Your assignment: From the data below, give the number of lines holding the word "POYO", with nothing else added.

Task input:
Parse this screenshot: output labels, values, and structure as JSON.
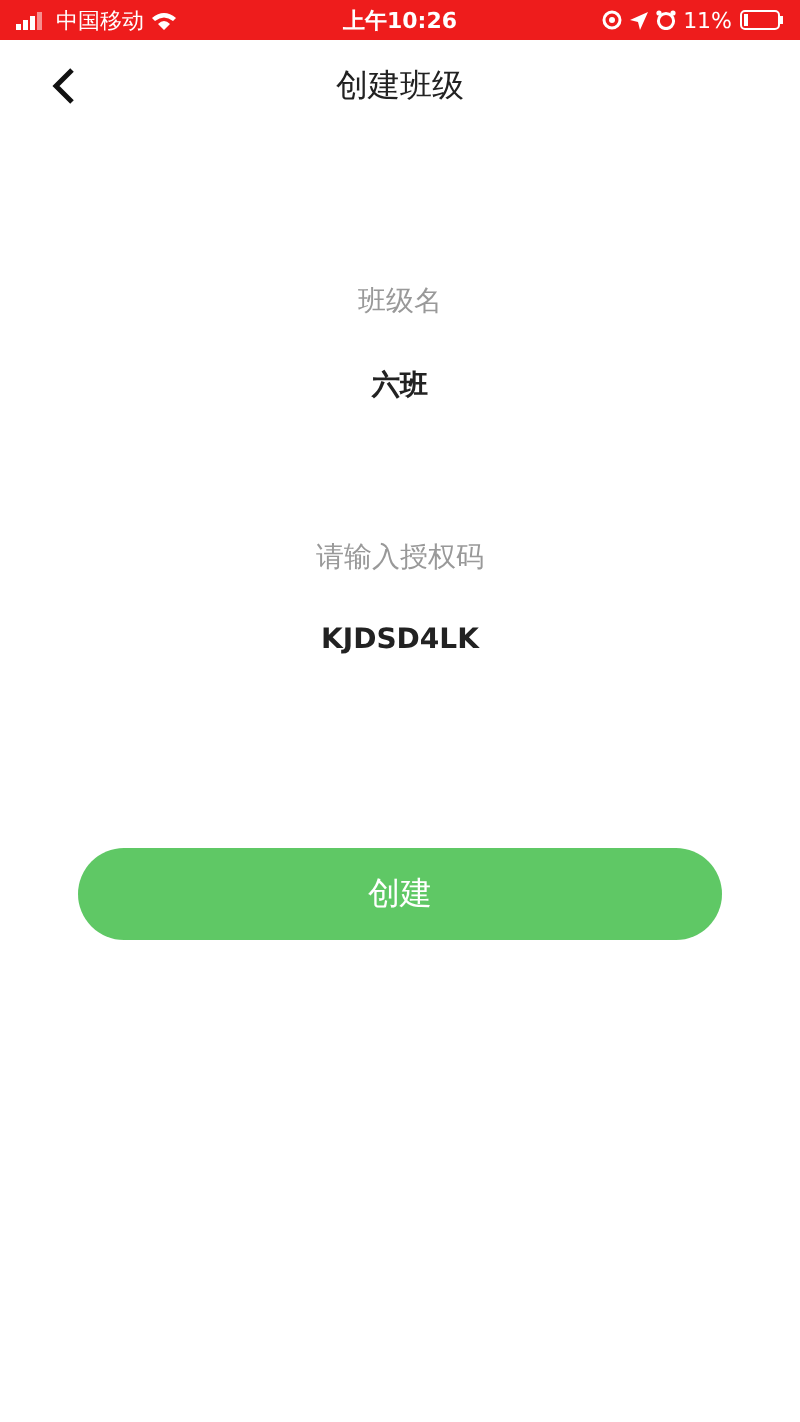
{
  "status_bar": {
    "carrier": "中国移动",
    "time": "上午10:26",
    "battery": "11%"
  },
  "nav_bar": {
    "title": "创建班级"
  },
  "fields": [
    {
      "label": "班级名",
      "value": "六班"
    },
    {
      "label": "请输入授权码",
      "value": "KJDSD4LK"
    }
  ],
  "button": {
    "label": "创建"
  }
}
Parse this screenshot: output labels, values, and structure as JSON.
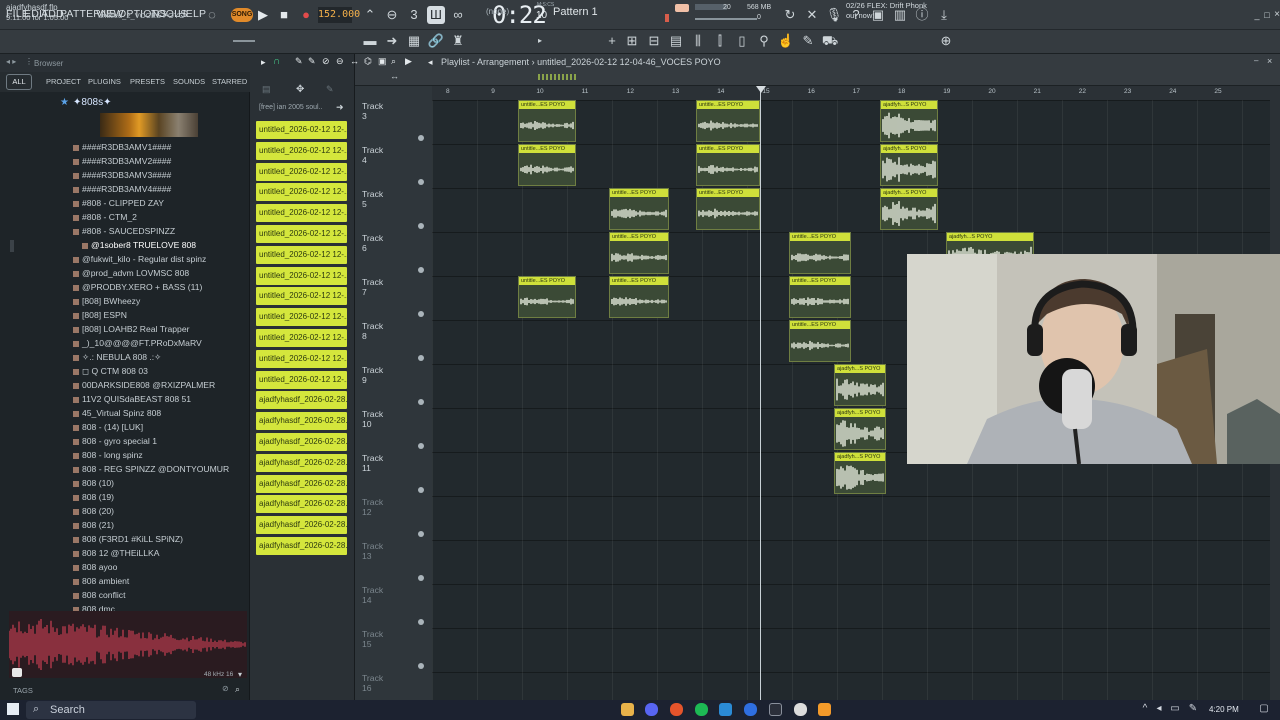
{
  "menubar": {
    "items": [
      "FILE",
      "EDIT",
      "ADD",
      "PATTERNS",
      "VIEW",
      "OPTIONS",
      "TOOLS",
      "HELP"
    ],
    "song_label": "SONG",
    "tempo": "152.000",
    "time_big": "0:22",
    "time_small": "10",
    "time_unit": "M:S:CS",
    "cpu_num": "20",
    "mem": "568 MB",
    "voices": "0"
  },
  "toolbar2": {
    "project_file": "ajadfyhasdf.flp",
    "project_time": "9:11:00 for 1:05:00",
    "song_name": "untitled_2_VOCES POYO",
    "snap": "(none)",
    "pattern": "Pattern 1",
    "hint_line1": "02/26  FLEX: Drift Phonk",
    "hint_line2": "out now!"
  },
  "browser": {
    "label": "Browser",
    "tabs": [
      "ALL",
      "PROJECT",
      "PLUGINS",
      "PRESETS",
      "SOUNDS",
      "STARRED"
    ],
    "folder_title": "✦808s✦",
    "items": [
      "####R3DB3AMV1####",
      "####R3DB3AMV2####",
      "####R3DB3AMV3####",
      "####R3DB3AMV4####",
      "#808 - CLIPPED ZAY",
      "#808 - CTM_2",
      "#808 - SAUCEDSPINZZ",
      "@1sober8 TRUELOVE 808",
      "@fukwit_kilo - Regular dist spinz",
      "@prod_advm LOVMSC 808",
      "@PRODBY.XERO + BASS (11)",
      "[808] BWheezy",
      "[808] ESPN",
      "[808] LOAHB2 Real Trapper",
      "_)_10@@@@FT.PRoDxMaRV",
      "✧.: NEBULA 808 .:✧",
      "◻ Q CTM 808 03",
      "00DARKSIDE808 @RXIZPALMER",
      "11V2 QUISdaBEAST 808 51",
      "45_Virtual Spinz 808",
      "808 - (14) [LUK]",
      "808 - gyro special 1",
      "808 - long spinz",
      "808 - REG SPINZZ @DONTYOUMUR",
      "808 (10)",
      "808 (19)",
      "808 (20)",
      "808 (21)",
      "808 (F3RD1 #KiLL SPiNZ)",
      "808 12 @THEiLLKA",
      "808 ayoo",
      "808 ambient",
      "808 conflict",
      "808 dmc"
    ],
    "wave_info": "48 kHz 16",
    "tags_label": "TAGS"
  },
  "picker": {
    "top_label": "[free] ian 2005 soul..",
    "clips": [
      "untitled_2026-02-12 12-...",
      "untitled_2026-02-12 12-...",
      "untitled_2026-02-12 12-...",
      "untitled_2026-02-12 12-...",
      "untitled_2026-02-12 12-...",
      "untitled_2026-02-12 12-...",
      "untitled_2026-02-12 12-...",
      "untitled_2026-02-12 12-...",
      "untitled_2026-02-12 12-...",
      "untitled_2026-02-12 12-...",
      "untitled_2026-02-12 12-...",
      "untitled_2026-02-12 12-...",
      "untitled_2026-02-12 12-...",
      "ajadfyhasdf_2026-02-28...",
      "ajadfyhasdf_2026-02-28...",
      "ajadfyhasdf_2026-02-28...",
      "ajadfyhasdf_2026-02-28...",
      "ajadfyhasdf_2026-02-28...",
      "ajadfyhasdf_2026-02-28...",
      "ajadfyhasdf_2026-02-28...",
      "ajadfyhasdf_2026-02-28..."
    ]
  },
  "playlist": {
    "title": "Playlist - Arrangement",
    "pattern_name": "untitled_2026-02-12 12-04-46_VOCES POYO",
    "bars": [
      "8",
      "9",
      "10",
      "11",
      "12",
      "13",
      "14",
      "15",
      "16",
      "17",
      "18",
      "19",
      "20",
      "21",
      "22",
      "23",
      "24",
      "25"
    ],
    "tracks": [
      "Track 3",
      "Track 4",
      "Track 5",
      "Track 6",
      "Track 7",
      "Track 8",
      "Track 9",
      "Track 10",
      "Track 11",
      "Track 12",
      "Track 13",
      "Track 14",
      "Track 15",
      "Track 16"
    ],
    "clip_labels": {
      "untitle": "untitle...ES POYO",
      "ajad": "ajadfyh...S POYO"
    }
  },
  "taskbar": {
    "search_placeholder": "Search",
    "clock": "4:20 PM"
  },
  "colors": {
    "clip_label": "#cfe03a",
    "picker_clip": "#d4e63c",
    "accent_orange": "#e08a2a",
    "tempo_text": "#f4b04a"
  }
}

Result below: 4